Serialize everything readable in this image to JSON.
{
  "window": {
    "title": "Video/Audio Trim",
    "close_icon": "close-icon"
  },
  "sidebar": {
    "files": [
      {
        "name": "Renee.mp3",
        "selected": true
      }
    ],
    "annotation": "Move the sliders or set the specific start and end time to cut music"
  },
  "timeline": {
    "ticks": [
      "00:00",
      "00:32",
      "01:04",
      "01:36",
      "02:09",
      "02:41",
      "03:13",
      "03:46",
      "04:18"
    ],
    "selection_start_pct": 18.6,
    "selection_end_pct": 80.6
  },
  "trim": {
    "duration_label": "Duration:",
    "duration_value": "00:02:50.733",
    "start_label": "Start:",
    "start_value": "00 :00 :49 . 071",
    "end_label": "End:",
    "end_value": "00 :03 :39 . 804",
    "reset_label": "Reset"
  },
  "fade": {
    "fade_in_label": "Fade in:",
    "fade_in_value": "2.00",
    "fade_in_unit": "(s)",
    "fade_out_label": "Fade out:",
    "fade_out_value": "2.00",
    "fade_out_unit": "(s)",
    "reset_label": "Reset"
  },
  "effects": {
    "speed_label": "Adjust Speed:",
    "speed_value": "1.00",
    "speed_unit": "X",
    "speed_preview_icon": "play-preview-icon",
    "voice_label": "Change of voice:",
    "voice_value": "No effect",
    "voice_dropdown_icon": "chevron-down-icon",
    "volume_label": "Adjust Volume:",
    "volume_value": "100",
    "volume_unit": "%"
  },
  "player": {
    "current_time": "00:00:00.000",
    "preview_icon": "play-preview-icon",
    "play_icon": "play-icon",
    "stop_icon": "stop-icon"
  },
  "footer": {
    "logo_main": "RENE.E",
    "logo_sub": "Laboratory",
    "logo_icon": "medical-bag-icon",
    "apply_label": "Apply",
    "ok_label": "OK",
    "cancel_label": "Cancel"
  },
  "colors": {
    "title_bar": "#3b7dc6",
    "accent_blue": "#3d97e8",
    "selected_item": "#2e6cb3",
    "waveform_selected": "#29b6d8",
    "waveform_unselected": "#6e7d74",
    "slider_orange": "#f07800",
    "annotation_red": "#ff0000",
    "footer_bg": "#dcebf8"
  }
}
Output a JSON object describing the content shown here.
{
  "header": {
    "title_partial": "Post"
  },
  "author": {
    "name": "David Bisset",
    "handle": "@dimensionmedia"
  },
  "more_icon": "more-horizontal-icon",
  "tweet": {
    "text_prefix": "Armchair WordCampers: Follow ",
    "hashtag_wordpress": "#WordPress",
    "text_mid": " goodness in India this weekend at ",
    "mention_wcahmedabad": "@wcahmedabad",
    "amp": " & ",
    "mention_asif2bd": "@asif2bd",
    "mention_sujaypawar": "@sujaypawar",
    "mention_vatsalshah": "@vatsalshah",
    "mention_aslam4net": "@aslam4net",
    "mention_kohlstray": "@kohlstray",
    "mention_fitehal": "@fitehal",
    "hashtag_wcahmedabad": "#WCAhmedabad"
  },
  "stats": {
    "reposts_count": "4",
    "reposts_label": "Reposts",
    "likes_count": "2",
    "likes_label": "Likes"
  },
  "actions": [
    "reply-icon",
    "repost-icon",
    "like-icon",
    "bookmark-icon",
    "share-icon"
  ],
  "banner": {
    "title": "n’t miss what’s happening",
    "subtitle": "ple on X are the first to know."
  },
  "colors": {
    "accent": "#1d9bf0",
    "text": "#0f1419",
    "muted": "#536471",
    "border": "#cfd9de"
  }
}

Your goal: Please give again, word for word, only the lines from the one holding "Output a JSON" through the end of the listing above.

Written reply:
Output a JSON object describing the content shown here.
{
  "header": {
    "title_partial": "Post"
  },
  "author": {
    "name": "David Bisset",
    "handle": "@dimensionmedia"
  },
  "more_icon": "more-horizontal-icon",
  "tweet": {
    "text_prefix": "Armchair WordCampers: Follow ",
    "hashtag_wordpress": "#WordPress",
    "text_mid": " goodness in India this weekend at ",
    "mention_wcahmedabad": "@wcahmedabad",
    "amp": " & ",
    "mention_asif2bd": "@asif2bd",
    "mention_sujaypawar": "@sujaypawar",
    "mention_vatsalshah": "@vatsalshah",
    "mention_aslam4net": "@aslam4net",
    "mention_kohlstray": "@kohlstray",
    "mention_fitehal": "@fitehal",
    "hashtag_wcahmedabad": "#WCAhmedabad"
  },
  "stats": {
    "reposts_count": "4",
    "reposts_label": "Reposts",
    "likes_count": "2",
    "likes_label": "Likes"
  },
  "actions": [
    "reply-icon",
    "repost-icon",
    "like-icon",
    "bookmark-icon",
    "share-icon"
  ],
  "banner": {
    "title": "n’t miss what’s happening",
    "subtitle": "ple on X are the first to know."
  },
  "colors": {
    "accent": "#1d9bf0",
    "text": "#0f1419",
    "muted": "#536471",
    "border": "#cfd9de"
  }
}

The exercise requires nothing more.